Lead is still present in drinking water in many communities, where it can leach from lead pipes in homes, apartment buildings and municipal water system, or from brass fittings or solder used in plumbing. Another 25,000 to 30,000 tons of lead enters the U.S. environment each year from hunting and shooting-range ammunition, fishing-line weights, discarded batteries and electronic waste, said Mark Pokras at Tufts University.
Coal-burning power plants in developed nations also generate some lead in emissions and more so in ash, and the steep rise in coal power in China has boosted levels worldwide because regulations are more lax. Larger lead particles fall to the ground within about 200 meters of the source (including tailpipes, by the way), but the smaller particles, about 0.5 micron in size, can remain airborne for a week before they settle out. According to Flegal, lead particles from China have been found in rainfall in Santa Cruz, Calif.
Many steps can be taken nationwide to further reduce lead levels. Tougher emissions laws can be imposed. Lead paint, still sold in China, for example, can be banned in that country, or for import by other countries. Lead pipes and old lead paint can be removed. A high tax could be imposed on products containing lead, and lead in ammunition and fishing weights could be replaced with substitutes—although materials such as tungsten have not performed well in bullets. A different view about prevention is needed, too. For years, U.S. regulators have focused primarily on reducing lead poisoning, and they have succeeded. “So now we have to stop thinking about the problem as a small number of people who have an acute exposure, and start thinking about the problem as a large number of people who have a chronic exposure,” Schwartz said.

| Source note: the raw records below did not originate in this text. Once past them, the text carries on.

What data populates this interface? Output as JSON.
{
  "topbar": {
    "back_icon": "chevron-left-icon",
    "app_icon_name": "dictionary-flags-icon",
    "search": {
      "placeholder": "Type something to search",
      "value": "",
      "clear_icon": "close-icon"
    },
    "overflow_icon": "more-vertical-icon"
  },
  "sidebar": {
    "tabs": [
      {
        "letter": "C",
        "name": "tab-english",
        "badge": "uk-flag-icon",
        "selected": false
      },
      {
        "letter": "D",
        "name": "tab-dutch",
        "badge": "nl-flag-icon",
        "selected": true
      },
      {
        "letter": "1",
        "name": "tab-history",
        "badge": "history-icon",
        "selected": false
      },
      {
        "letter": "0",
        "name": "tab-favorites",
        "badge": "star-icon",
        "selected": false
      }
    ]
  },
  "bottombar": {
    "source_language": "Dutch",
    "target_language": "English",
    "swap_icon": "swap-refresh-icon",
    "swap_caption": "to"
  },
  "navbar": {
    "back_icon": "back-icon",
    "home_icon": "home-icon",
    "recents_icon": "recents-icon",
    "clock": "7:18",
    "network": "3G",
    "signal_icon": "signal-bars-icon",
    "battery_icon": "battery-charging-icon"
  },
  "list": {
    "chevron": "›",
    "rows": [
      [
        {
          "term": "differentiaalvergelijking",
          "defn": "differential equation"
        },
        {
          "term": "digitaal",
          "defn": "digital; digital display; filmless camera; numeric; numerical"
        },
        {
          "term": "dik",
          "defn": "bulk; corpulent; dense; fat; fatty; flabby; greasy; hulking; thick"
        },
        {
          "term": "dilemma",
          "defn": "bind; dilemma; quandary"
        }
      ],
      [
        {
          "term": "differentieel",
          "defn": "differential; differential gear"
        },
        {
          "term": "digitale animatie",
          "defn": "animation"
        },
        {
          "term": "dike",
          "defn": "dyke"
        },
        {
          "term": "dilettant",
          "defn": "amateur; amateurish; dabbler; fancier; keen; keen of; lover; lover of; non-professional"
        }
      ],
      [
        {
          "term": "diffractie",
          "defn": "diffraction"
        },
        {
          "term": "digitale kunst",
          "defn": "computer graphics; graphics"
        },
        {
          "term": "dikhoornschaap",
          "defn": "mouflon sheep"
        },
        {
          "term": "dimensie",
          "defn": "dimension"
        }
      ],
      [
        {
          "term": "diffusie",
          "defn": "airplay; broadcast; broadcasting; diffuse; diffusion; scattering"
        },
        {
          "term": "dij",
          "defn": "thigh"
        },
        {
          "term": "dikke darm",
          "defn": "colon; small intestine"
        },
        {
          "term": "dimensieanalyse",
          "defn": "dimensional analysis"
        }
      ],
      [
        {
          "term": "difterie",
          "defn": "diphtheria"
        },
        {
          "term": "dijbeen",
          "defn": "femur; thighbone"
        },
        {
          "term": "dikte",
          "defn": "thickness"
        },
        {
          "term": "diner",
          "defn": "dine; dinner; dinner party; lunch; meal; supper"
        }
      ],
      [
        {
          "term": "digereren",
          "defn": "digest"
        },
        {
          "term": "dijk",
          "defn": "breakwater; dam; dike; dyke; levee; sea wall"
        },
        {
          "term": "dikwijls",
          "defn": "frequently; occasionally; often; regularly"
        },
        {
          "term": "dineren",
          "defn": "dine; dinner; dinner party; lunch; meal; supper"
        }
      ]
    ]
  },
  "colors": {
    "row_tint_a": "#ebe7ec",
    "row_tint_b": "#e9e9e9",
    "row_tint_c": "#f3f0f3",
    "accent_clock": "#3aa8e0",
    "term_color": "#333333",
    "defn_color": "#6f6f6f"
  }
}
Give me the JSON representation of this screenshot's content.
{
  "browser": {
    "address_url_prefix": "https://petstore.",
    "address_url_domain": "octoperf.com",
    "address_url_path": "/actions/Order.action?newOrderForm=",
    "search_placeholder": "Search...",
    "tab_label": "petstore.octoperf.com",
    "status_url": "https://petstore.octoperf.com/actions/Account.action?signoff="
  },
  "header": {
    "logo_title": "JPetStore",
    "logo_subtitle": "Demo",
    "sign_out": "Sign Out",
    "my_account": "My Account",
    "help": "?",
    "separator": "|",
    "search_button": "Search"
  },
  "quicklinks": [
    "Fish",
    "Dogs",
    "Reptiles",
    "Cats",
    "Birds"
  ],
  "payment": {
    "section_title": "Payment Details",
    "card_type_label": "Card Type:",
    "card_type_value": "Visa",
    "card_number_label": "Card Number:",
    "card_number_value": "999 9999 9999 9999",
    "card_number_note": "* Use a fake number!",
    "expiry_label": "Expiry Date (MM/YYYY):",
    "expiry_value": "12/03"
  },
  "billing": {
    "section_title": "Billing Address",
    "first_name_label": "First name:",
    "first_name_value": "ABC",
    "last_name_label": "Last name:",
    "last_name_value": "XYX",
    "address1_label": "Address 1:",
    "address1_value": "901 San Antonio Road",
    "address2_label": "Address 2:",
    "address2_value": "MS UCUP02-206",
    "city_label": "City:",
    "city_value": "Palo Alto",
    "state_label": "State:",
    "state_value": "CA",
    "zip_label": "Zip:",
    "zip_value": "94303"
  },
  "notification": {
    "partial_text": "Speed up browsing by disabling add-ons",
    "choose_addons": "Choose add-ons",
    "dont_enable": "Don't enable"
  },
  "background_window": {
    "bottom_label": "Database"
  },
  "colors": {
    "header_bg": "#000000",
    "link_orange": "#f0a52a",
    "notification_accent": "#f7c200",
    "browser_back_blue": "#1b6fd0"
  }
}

Cost analyses might help push regulators into action, Reyes said. “Perhaps we will find that an X-amount of reduction in lead exposure equates with an X-amount of rise in test scores” [which has been shown in Massachusetts], she said. “Or perhaps we will find that a certain amount of reduction equates with a certain reduction in health-care costs.”